These are the earliest photos I have of my time in the Ruahines, taken on my second outing with Nigel back in autumn of 1994. We did a crossing of the southern Ruahines over Maharahara. The ranges are relatively narrow at that point and it took us about 8 hours to cross over where Tara was waiting for us with food and cold beers. It was another eye opening experience into traveling in such country. I recall Nige and I heading up through farmland on the western side in a persistent drizzle looking up very concerned at the grey and forboding looking hills above. I was carrying a rubber pack I used for canoeing in the Boundary Waters, wearing a very sub standard pair of boots, and a heavy cotton sweat shirt! Nigel was wearing blue jeans. And check out that authentic Russian hat Nigel is wearing. We had a bit to learn yet we headed on up into the mist where it began to snow. As the snow fell the sun also poked out in places at times illuminating the droplets of moisture in a myriad of colours that simply took our breath away. Once again I knew I had entered a place that was never going to let me go. Nige and I probably got away with making a few mistakes back in those days, bad gear, wrong gear, dubious navigation skills, yet we always came through and we always were eager for more. The Ruahines had entered my soul.

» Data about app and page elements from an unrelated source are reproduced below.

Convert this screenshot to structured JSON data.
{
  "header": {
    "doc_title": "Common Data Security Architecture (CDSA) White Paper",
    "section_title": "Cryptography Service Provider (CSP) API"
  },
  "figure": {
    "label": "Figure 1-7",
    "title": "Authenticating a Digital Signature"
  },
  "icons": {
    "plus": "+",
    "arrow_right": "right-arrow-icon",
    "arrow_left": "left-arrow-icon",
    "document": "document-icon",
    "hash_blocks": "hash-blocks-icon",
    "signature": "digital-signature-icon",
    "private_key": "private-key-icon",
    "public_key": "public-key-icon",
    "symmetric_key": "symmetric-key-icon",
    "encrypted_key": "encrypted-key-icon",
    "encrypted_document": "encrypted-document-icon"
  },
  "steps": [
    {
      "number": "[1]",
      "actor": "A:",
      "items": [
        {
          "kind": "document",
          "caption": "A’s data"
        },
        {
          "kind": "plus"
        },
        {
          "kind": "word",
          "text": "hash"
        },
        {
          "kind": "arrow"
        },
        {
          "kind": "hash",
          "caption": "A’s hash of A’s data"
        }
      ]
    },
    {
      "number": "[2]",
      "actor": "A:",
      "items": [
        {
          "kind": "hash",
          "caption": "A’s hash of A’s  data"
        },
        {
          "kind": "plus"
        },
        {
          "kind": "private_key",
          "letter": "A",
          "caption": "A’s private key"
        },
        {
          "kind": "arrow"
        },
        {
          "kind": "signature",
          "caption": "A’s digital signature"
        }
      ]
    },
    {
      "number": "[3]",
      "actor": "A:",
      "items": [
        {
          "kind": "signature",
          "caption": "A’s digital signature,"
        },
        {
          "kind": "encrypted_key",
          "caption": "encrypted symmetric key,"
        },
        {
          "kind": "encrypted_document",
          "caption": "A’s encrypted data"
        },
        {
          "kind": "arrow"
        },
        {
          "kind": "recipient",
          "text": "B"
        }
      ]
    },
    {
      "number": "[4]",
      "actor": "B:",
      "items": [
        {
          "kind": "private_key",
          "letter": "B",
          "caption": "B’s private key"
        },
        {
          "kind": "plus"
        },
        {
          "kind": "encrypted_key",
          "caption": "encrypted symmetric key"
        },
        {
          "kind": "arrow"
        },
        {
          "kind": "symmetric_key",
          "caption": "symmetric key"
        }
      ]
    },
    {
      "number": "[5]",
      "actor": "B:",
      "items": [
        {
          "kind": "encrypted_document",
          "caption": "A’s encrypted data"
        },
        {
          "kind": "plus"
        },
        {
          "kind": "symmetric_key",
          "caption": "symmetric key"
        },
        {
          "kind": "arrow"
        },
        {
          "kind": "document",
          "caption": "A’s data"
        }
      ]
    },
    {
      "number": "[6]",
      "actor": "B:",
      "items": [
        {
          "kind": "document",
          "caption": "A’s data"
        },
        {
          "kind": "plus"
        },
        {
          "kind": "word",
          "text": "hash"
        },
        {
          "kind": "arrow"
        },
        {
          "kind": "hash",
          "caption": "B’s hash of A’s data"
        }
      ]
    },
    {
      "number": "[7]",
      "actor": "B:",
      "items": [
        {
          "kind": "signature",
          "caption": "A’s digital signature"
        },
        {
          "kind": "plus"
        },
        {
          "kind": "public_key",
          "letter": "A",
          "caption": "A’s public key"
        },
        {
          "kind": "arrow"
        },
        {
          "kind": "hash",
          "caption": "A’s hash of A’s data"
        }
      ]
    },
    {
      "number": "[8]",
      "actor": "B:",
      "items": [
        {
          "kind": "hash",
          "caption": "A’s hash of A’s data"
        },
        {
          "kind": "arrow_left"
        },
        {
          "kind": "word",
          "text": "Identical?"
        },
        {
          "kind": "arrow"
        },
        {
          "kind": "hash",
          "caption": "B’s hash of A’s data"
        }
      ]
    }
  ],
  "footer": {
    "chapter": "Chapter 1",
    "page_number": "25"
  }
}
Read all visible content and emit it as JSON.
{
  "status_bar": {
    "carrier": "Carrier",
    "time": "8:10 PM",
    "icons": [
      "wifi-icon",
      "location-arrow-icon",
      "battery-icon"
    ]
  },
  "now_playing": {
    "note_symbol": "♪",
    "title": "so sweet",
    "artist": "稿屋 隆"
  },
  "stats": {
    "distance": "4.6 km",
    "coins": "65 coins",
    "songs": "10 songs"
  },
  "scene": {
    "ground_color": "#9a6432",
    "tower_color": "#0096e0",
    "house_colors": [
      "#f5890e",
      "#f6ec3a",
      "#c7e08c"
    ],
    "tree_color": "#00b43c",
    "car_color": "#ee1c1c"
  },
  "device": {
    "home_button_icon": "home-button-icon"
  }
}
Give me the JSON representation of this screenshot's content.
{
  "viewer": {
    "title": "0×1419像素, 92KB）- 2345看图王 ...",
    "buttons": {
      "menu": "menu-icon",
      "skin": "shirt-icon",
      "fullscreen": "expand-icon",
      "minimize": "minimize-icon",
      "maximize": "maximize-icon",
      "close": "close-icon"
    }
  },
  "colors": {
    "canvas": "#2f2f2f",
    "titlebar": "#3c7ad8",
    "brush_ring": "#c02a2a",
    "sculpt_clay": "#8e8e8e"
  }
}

Nige standing above the Pohangina river and Leon Kingvig hut, a long steep climb up the Ngamokos awaits!
Robb, just outside Leon Kingvig hut after a very long day.
Nige by a tarn up on top of the Ngamokos, a quick task to refill the water bottles in a gale like wind.
In 1996 we upped the ante, having decided that while doing day trips was a rewarding experience, the buzz we got being amongst such places would be better served by venturing further into the mountains, to some of the many huts contained in this wonderful place, and staying for a night, or even longer.
The first trip we attempted I found out later was, is, called the Apiti track, and is another crossing of the ranges from a much wider point than Maharahara. We would go in from the east side of the ranges, climb up and down, up and down, and drop into Pohangina valley and Leon Kingvig hut. Then the next day climb up to the Ngamokos and out to the western side via the now familiar Knights track. Once again we had a steep learning curve. Our gear and food were mostly fine, but we badly under estimated how much water we might need, especially me. It was a brutally hot day, and a lot of up and down steep climbing and dropping, and hell, even then and pretty fit, it is just a long way from the road end to Leon Kingvig hut. I am sure I was quite dehydrated when I finally stumbled down to the hut, and straight into the river where I tried to drink it all! And as I have since come to relish, a change of clothes, a cup of tea and some salty chicken soup and the world comes right, a very simple recipe. There were hunters at the hut so Nigel and I set up his tent a ways down river, built a little fire and had a lovely time. I was just buzzing. I remember thinking how I wish we did not just have to pack up and go the next day, that we should have more time here to wander and explore, and enjoy this wonderful feeling that comes to me. The next day was beautiful, though very windy and we battled through it to meet up with Knights track and down to where the beautiful Tara, with 3 year old Taylor in tow, once again met us with cold beers at the road end. As we drove away I looked back at those Ngamokos looking golden and majestic, and I was more in love than ever.
Perhaps the greatest gift of having such a person in my life was the confidence it gave me in bringing my son Taylor, now almost 16, but then 7, on his first mountain tramps. Nige had, has, his own bond with Taylor, and to have him along was again a silent blessing, another pair of experienced eyes, ears, and hands to help guide this precious boy. And man we took him on some trips! Places not many 7-8 year olds would normally go. Maropea Forks, Parks Peak, Triangle, Daphne to name a few. Taylor earned his stripes. Now Charlie awaits as well.
Taylor, age 7, on way to Top Maropea.
Taylor and Nigel above Armstrong saddle in inclement weather. This was on our return trip from Top Maropea on a decidedly unpleasant day. Another group of far more well attired trampers appeared not long after this photo, coming from Waikamaka and a different direction. They were very impressed by Taylor's efforts. It was a proud moment for me really, and for Nigel too, knowing we had come from such humble beginnings here in these ranges, to confidently taking others.
Taylor, age 12, and Robb, on Camel Back ridge.
The Journey Continues! Kia ora Nige!